┌──
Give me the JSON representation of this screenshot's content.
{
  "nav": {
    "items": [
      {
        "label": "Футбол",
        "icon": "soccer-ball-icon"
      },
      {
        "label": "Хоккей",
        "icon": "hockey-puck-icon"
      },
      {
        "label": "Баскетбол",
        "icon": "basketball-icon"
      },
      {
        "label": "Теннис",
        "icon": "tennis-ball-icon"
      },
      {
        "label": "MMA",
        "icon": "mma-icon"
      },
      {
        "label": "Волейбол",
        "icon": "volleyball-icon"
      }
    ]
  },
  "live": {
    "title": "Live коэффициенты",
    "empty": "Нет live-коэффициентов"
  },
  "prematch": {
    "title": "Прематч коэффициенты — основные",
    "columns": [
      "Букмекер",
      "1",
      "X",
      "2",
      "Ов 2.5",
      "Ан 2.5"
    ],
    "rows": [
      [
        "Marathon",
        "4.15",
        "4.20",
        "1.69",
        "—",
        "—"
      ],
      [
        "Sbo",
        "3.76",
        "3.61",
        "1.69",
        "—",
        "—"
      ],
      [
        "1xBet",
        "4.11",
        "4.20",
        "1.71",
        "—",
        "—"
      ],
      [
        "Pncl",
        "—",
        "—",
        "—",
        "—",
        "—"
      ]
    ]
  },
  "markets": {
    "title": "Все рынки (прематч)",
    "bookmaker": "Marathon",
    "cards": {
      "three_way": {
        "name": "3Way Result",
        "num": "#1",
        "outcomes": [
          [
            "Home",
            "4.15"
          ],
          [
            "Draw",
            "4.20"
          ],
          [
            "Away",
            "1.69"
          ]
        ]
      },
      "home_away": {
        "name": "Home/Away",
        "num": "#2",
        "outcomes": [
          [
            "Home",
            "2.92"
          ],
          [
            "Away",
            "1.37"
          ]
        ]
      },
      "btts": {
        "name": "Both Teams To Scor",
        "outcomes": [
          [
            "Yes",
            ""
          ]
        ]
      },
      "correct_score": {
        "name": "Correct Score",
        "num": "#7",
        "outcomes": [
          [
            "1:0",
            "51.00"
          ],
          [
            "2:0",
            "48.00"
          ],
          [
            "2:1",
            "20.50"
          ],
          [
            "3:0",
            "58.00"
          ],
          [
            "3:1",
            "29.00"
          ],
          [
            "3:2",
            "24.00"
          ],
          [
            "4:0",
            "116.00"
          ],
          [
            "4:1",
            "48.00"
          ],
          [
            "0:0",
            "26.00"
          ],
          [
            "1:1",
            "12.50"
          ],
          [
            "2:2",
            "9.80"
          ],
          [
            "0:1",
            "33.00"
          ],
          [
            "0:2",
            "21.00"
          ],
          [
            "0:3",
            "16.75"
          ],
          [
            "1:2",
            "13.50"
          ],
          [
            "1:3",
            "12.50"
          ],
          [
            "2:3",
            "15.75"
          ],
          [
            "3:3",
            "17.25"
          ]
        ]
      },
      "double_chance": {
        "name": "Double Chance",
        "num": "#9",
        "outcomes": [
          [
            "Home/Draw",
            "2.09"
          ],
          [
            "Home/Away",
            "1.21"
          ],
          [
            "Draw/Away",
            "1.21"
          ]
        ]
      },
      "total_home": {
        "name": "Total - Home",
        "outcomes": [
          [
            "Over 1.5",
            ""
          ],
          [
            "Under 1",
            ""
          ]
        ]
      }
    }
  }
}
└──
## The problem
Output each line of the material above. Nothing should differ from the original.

## Response for this exercise
Give me the JSON representation of this screenshot's content.
{
  "nav": {
    "items": [
      {
        "label": "Футбол",
        "icon": "soccer-ball-icon"
      },
      {
        "label": "Хоккей",
        "icon": "hockey-puck-icon"
      },
      {
        "label": "Баскетбол",
        "icon": "basketball-icon"
      },
      {
        "label": "Теннис",
        "icon": "tennis-ball-icon"
      },
      {
        "label": "MMA",
        "icon": "mma-icon"
      },
      {
        "label": "Волейбол",
        "icon": "volleyball-icon"
      }
    ]
  },
  "live": {
    "title": "Live коэффициенты",
    "empty": "Нет live-коэффициентов"
  },
  "prematch": {
    "title": "Прематч коэффициенты — основные",
    "columns": [
      "Букмекер",
      "1",
      "X",
      "2",
      "Ов 2.5",
      "Ан 2.5"
    ],
    "rows": [
      [
        "Marathon",
        "4.15",
        "4.20",
        "1.69",
        "—",
        "—"
      ],
      [
        "Sbo",
        "3.76",
        "3.61",
        "1.69",
        "—",
        "—"
      ],
      [
        "1xBet",
        "4.11",
        "4.20",
        "1.71",
        "—",
        "—"
      ],
      [
        "Pncl",
        "—",
        "—",
        "—",
        "—",
        "—"
      ]
    ]
  },
  "markets": {
    "title": "Все рынки (прематч)",
    "bookmaker": "Marathon",
    "cards": {
      "three_way": {
        "name": "3Way Result",
        "num": "#1",
        "outcomes": [
          [
            "Home",
            "4.15"
          ],
          [
            "Draw",
            "4.20"
          ],
          [
            "Away",
            "1.69"
          ]
        ]
      },
      "home_away": {
        "name": "Home/Away",
        "num": "#2",
        "outcomes": [
          [
            "Home",
            "2.92"
          ],
          [
            "Away",
            "1.37"
          ]
        ]
      },
      "btts": {
        "name": "Both Teams To Scor",
        "outcomes": [
          [
            "Yes",
            ""
          ]
        ]
      },
      "correct_score": {
        "name": "Correct Score",
        "num": "#7",
        "outcomes": [
          [
            "1:0",
            "51.00"
          ],
          [
            "2:0",
            "48.00"
          ],
          [
            "2:1",
            "20.50"
          ],
          [
            "3:0",
            "58.00"
          ],
          [
            "3:1",
            "29.00"
          ],
          [
            "3:2",
            "24.00"
          ],
          [
            "4:0",
            "116.00"
          ],
          [
            "4:1",
            "48.00"
          ],
          [
            "0:0",
            "26.00"
          ],
          [
            "1:1",
            "12.50"
          ],
          [
            "2:2",
            "9.80"
          ],
          [
            "0:1",
            "33.00"
          ],
          [
            "0:2",
            "21.00"
          ],
          [
            "0:3",
            "16.75"
          ],
          [
            "1:2",
            "13.50"
          ],
          [
            "1:3",
            "12.50"
          ],
          [
            "2:3",
            "15.75"
          ],
          [
            "3:3",
            "17.25"
          ]
        ]
      },
      "double_chance": {
        "name": "Double Chance",
        "num": "#9",
        "outcomes": [
          [
            "Home/Draw",
            "2.09"
          ],
          [
            "Home/Away",
            "1.21"
          ],
          [
            "Draw/Away",
            "1.21"
          ]
        ]
      },
      "total_home": {
        "name": "Total - Home",
        "outcomes": [
          [
            "Over 1.5",
            ""
          ],
          [
            "Under 1",
            ""
          ]
        ]
      }
    }
  }
}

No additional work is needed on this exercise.